Source data:
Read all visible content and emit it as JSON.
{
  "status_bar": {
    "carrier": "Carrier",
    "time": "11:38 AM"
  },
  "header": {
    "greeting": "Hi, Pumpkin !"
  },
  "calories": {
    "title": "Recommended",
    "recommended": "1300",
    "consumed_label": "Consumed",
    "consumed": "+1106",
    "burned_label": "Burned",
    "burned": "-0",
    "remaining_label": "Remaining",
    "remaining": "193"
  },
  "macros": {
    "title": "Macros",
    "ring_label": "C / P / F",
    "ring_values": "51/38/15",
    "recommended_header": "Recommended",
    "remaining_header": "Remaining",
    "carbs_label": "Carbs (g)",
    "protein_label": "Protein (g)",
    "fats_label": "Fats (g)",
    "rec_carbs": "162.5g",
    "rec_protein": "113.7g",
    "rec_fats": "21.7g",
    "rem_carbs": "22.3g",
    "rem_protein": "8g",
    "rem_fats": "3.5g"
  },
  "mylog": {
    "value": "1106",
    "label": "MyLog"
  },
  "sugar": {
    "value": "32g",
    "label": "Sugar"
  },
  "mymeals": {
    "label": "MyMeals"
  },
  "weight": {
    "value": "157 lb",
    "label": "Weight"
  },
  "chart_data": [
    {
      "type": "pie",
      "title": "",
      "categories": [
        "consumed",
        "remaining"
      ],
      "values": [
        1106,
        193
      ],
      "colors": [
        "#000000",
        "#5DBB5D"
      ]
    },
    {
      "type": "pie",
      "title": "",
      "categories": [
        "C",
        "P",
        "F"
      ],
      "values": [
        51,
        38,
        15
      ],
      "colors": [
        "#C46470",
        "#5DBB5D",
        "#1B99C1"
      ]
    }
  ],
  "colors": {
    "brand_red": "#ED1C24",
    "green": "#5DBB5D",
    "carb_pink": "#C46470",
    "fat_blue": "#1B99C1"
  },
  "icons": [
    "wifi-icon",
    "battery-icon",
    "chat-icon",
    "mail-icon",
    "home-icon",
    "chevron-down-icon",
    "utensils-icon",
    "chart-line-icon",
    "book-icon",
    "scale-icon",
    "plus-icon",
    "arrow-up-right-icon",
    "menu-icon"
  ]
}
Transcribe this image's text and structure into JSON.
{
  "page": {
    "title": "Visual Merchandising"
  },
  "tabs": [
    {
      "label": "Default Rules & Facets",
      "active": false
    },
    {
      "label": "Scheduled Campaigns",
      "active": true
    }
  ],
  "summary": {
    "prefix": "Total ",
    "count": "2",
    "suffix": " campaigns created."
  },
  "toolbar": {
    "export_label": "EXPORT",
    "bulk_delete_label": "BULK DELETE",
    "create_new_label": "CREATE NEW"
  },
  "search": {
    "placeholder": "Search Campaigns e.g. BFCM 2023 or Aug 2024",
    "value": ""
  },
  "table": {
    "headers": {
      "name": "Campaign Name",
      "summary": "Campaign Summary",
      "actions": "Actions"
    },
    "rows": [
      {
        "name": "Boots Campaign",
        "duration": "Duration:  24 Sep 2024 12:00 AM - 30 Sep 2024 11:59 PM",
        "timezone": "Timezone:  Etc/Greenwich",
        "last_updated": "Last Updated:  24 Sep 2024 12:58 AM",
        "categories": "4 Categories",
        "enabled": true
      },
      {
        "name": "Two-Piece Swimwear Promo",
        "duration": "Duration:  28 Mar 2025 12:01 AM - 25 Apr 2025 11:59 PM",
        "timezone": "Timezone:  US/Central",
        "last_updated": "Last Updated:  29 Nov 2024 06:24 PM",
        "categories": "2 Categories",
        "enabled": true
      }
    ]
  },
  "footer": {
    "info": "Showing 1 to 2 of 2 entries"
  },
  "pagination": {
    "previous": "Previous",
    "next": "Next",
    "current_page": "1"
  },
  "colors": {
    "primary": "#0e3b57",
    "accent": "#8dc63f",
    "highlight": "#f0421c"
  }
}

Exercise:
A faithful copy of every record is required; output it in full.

Solved exercise:
Read all visible content and emit it as JSON.
{
  "status_bar": {
    "carrier": "Carrier",
    "time": "11:38 AM"
  },
  "header": {
    "greeting": "Hi, Pumpkin !"
  },
  "calories": {
    "title": "Recommended",
    "recommended": "1300",
    "consumed_label": "Consumed",
    "consumed": "+1106",
    "burned_label": "Burned",
    "burned": "-0",
    "remaining_label": "Remaining",
    "remaining": "193"
  },
  "macros": {
    "title": "Macros",
    "ring_label": "C / P / F",
    "ring_values": "51/38/15",
    "recommended_header": "Recommended",
    "remaining_header": "Remaining",
    "carbs_label": "Carbs (g)",
    "protein_label": "Protein (g)",
    "fats_label": "Fats (g)",
    "rec_carbs": "162.5g",
    "rec_protein": "113.7g",
    "rec_fats": "21.7g",
    "rem_carbs": "22.3g",
    "rem_protein": "8g",
    "rem_fats": "3.5g"
  },
  "mylog": {
    "value": "1106",
    "label": "MyLog"
  },
  "sugar": {
    "value": "32g",
    "label": "Sugar"
  },
  "mymeals": {
    "label": "MyMeals"
  },
  "weight": {
    "value": "157 lb",
    "label": "Weight"
  },
  "chart_data": [
    {
      "type": "pie",
      "title": "",
      "categories": [
        "consumed",
        "remaining"
      ],
      "values": [
        1106,
        193
      ],
      "colors": [
        "#000000",
        "#5DBB5D"
      ]
    },
    {
      "type": "pie",
      "title": "",
      "categories": [
        "C",
        "P",
        "F"
      ],
      "values": [
        51,
        38,
        15
      ],
      "colors": [
        "#C46470",
        "#5DBB5D",
        "#1B99C1"
      ]
    }
  ],
  "colors": {
    "brand_red": "#ED1C24",
    "green": "#5DBB5D",
    "carb_pink": "#C46470",
    "fat_blue": "#1B99C1"
  },
  "icons": [
    "wifi-icon",
    "battery-icon",
    "chat-icon",
    "mail-icon",
    "home-icon",
    "chevron-down-icon",
    "utensils-icon",
    "chart-line-icon",
    "book-icon",
    "scale-icon",
    "plus-icon",
    "arrow-up-right-icon",
    "menu-icon"
  ]
}
Transcribe this image's text and structure into JSON.
{
  "page": {
    "title": "Visual Merchandising"
  },
  "tabs": [
    {
      "label": "Default Rules & Facets",
      "active": false
    },
    {
      "label": "Scheduled Campaigns",
      "active": true
    }
  ],
  "summary": {
    "prefix": "Total ",
    "count": "2",
    "suffix": " campaigns created."
  },
  "toolbar": {
    "export_label": "EXPORT",
    "bulk_delete_label": "BULK DELETE",
    "create_new_label": "CREATE NEW"
  },
  "search": {
    "placeholder": "Search Campaigns e.g. BFCM 2023 or Aug 2024",
    "value": ""
  },
  "table": {
    "headers": {
      "name": "Campaign Name",
      "summary": "Campaign Summary",
      "actions": "Actions"
    },
    "rows": [
      {
        "name": "Boots Campaign",
        "duration": "Duration:  24 Sep 2024 12:00 AM - 30 Sep 2024 11:59 PM",
        "timezone": "Timezone:  Etc/Greenwich",
        "last_updated": "Last Updated:  24 Sep 2024 12:58 AM",
        "categories": "4 Categories",
        "enabled": true
      },
      {
        "name": "Two-Piece Swimwear Promo",
        "duration": "Duration:  28 Mar 2025 12:01 AM - 25 Apr 2025 11:59 PM",
        "timezone": "Timezone:  US/Central",
        "last_updated": "Last Updated:  29 Nov 2024 06:24 PM",
        "categories": "2 Categories",
        "enabled": true
      }
    ]
  },
  "footer": {
    "info": "Showing 1 to 2 of 2 entries"
  },
  "pagination": {
    "previous": "Previous",
    "next": "Next",
    "current_page": "1"
  },
  "colors": {
    "primary": "#0e3b57",
    "accent": "#8dc63f",
    "highlight": "#f0421c"
  }
}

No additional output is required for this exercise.